A Michigan State University (MSU) engineering professor plans to install sensors on the Mackinac Bridge to monitor stress on the aging structure.
Professor Nizar Lajnef told the Lansing State Journal the stress sensors that will be placed on the bridge later this month are a test of a project he’s been working on for seven years with funding from the Federal Highway Administration.
A recent grant of $1.5 million to MSU, Washington University at St. Louis and the University of Nevada-Reno will put sensor prototypes in place at several spots around the country. If it works, the stress sensors could become commonplace on structures around the country.
Lajnef's team created a sensor that charges itself from the energy of movement across the bridge, so it requires little in the way of maintenance. He projects the production cost to be less than $1 apiece.
The sensors wirelessly transmit data about the structure's response to traffic.
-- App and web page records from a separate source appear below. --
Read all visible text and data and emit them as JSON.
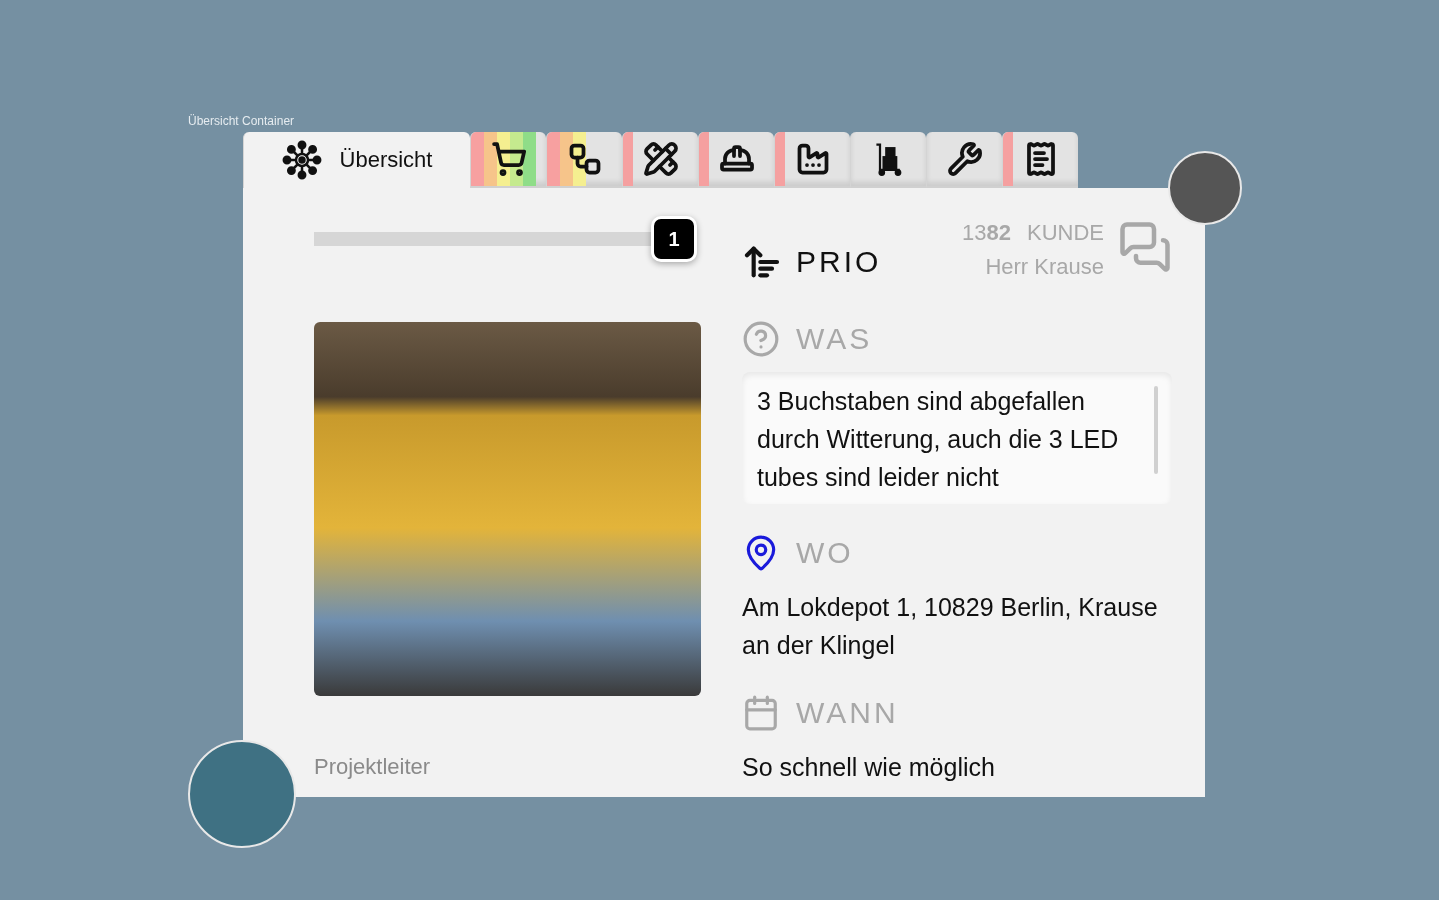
{
  "container_label": "Übersicht Container",
  "tabs": [
    {
      "kind": "overview",
      "label": "Übersicht",
      "selected": true
    },
    {
      "kind": "cart",
      "selected": false,
      "stripes": [
        {
          "color": "#f7a0a0"
        },
        {
          "color": "#f6c48a"
        },
        {
          "color": "#f5ef90"
        },
        {
          "color": "#c5ea8e"
        },
        {
          "color": "#8fdd88"
        }
      ]
    },
    {
      "kind": "workflow",
      "selected": false,
      "stripes": [
        {
          "color": "#f7a0a0"
        },
        {
          "color": "#f6c48a"
        },
        {
          "color": "#f5ef90"
        }
      ]
    },
    {
      "kind": "tools",
      "selected": false,
      "stripes": [
        {
          "color": "#f5a0a0"
        }
      ]
    },
    {
      "kind": "helmet",
      "selected": false,
      "stripes": [
        {
          "color": "#f5a0a0"
        }
      ]
    },
    {
      "kind": "factory",
      "selected": false,
      "stripes": [
        {
          "color": "#f5a0a0"
        }
      ]
    },
    {
      "kind": "handtruck",
      "selected": false
    },
    {
      "kind": "wrench",
      "selected": false
    },
    {
      "kind": "receipt",
      "selected": false,
      "stripes": [
        {
          "color": "#f5a0a0"
        }
      ]
    }
  ],
  "priority": {
    "level": 1,
    "value": "1",
    "label": "PRIO"
  },
  "customer": {
    "number": "13**82**",
    "label": "KUNDE",
    "name": "Herr Krause"
  },
  "project_lead": "Projektleiter",
  "sections": [
    {
      "kind": "what",
      "title": "WAS",
      "text": "3 Buchstaben sind abgefallen durch Witterung, auch die 3 LED tubes sind leider nicht"
    },
    {
      "kind": "where",
      "title": "WO",
      "text": "Am Lokdepot 1, 10829 Berlin, Krause an der Klingel"
    },
    {
      "kind": "when",
      "title": "WANN",
      "text": "So schnell wie möglich"
    }
  ]
}
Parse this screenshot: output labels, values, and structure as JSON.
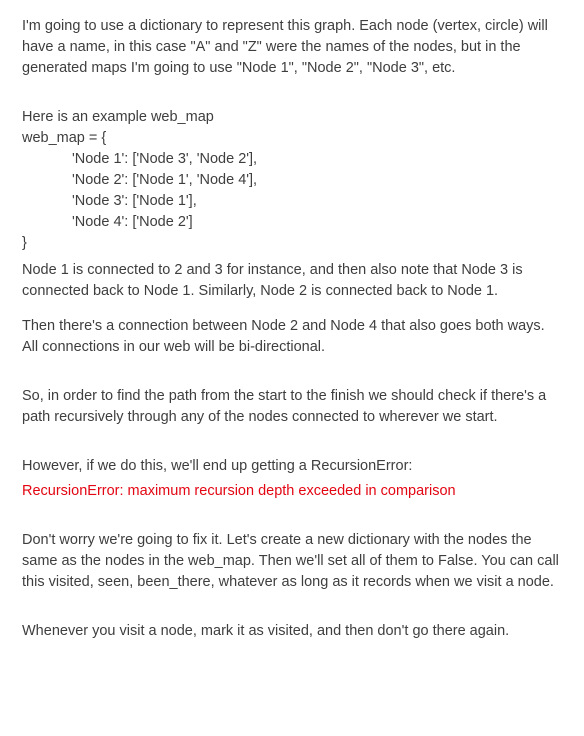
{
  "intro": "I'm going to use a dictionary to represent this graph.  Each node (vertex, circle) will have a name, in this case \"A\" and \"Z\" were the names of the nodes, but in the generated maps I'm going to use \"Node 1\", \"Node 2\", \"Node 3\", etc.",
  "example_label": "Here is an example web_map",
  "code": {
    "l1": "web_map = {",
    "l2": "'Node 1': ['Node 3', 'Node 2'],",
    "l3": "'Node 2': ['Node 1', 'Node 4'],",
    "l4": "'Node 3': ['Node 1'],",
    "l5": "'Node 4': ['Node 2']",
    "l6": "}"
  },
  "explain1": "Node 1 is connected to 2 and 3 for instance, and then also note that Node 3 is connected back to Node 1.  Similarly, Node 2 is connected back to Node 1.",
  "explain2": "Then there's a connection between Node 2 and Node 4 that also goes both ways.  All connections in our web will be bi-directional.",
  "explain3": "So, in order to find the path from the start to the finish we should check if there's a path recursively through any of the nodes connected to wherever we start.",
  "explain4": "However, if we do this, we'll end up getting a RecursionError:",
  "error_line": "RecursionError: maximum recursion depth exceeded in comparison",
  "explain5": "Don't worry we're going to fix it.  Let's create a new dictionary with the nodes the same as the nodes in the web_map.  Then we'll set all of them to False.  You can call this visited, seen, been_there, whatever as long as it records when we visit a node.",
  "explain6": "Whenever you visit a node, mark it as visited, and then don't go there again."
}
After a baseline is created, any variance could indicate a problem.
The 5-mile-long 58-year-old Mackinac Bridge that connects Michigan’s two peninsulas is the third-longest suspension bridge in the world.